When malaria parasites invade red blood cells, they form an internal compartment in which they replicate many times before bursting out of the cell and infecting more cells, according to their study published in the journal PLOS Pathogens.
In order to escape red blood cells, the parasites have to break through both the internal compartment and the cell membrane using various proteins and enzymes.
Scientists at the Francis Crick Institute and the London School of Hygiene & Tropical Medicine have identified a key protein involved in this process.
Disrupting this protein reduces the efficiency of parasite escape, slowing down the rate of infection, they found.
"The parasite sits in its internal compartment inside the cell, surrounded by lots of proteins, a bit like a baby surrounded by amniotic fluid," Mike Blackman, group leader at the Francis Crick Institute, said in a statement. "We focused on the most common protein, known as SERA5, assuming that it probably has an important role since there is so much of it."
The team used genetic tools to knock out the gene responsible for producing SERA5 in malaria parasites and then took time-lapse video of the cells under a microscope.
They found that the parasites broke through the membranes faster than normal but many got stuck on their way out, meaning that they were less likely to invade other red blood cells.
Since malaria parasites don't survive for long outside red blood cells, getting stuck on their way out means that they might die before they have a chance to infect another cell, the team said.
It turned out that parasites lacking SERA5 were about half as efficient as normal parasites at escaping and infecting new cells.
The team is now working with British pharmaceutical company GSK to see if SERA5 or one of the enzymes that it controls could be a potential drug target.

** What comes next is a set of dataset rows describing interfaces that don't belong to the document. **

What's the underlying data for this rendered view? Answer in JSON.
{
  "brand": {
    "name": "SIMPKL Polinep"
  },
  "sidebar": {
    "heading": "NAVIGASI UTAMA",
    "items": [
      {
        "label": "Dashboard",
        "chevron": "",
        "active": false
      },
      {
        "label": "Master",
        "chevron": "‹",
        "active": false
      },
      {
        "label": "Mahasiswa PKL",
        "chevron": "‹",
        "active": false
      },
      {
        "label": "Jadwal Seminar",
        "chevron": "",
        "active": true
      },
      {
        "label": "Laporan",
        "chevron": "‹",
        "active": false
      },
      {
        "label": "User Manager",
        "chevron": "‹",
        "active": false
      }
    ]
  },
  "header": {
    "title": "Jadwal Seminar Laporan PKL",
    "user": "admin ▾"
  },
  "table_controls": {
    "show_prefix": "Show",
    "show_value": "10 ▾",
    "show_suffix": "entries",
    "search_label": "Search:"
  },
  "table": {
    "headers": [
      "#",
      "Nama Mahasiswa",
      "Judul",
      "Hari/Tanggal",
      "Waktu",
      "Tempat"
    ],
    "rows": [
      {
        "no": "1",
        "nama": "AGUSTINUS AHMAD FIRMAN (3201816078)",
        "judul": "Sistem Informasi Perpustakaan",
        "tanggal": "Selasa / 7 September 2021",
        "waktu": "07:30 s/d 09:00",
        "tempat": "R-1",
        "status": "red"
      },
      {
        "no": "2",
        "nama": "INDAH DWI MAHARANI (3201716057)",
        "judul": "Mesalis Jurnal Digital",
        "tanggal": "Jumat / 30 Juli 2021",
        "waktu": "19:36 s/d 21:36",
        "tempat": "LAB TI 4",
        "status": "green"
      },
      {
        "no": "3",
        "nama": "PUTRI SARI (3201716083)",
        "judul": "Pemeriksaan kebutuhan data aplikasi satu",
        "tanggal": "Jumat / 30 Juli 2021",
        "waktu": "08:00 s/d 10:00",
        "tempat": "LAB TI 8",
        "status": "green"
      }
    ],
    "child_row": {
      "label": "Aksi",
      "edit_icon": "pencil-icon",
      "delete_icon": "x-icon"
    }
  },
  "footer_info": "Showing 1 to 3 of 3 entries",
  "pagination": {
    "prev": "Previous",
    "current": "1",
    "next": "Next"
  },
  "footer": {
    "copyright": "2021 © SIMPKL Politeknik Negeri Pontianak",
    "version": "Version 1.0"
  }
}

"Drug resistant malaria is a huge problem, so there is a real push to develop new drugs that work in a different way," Blackman said. "None of the current antimalarials work by preventing the parasites from escaping red blood cells, so we think that the proteins and enzymes that help the parasites break free could be valuable new targets that we can design drugs for."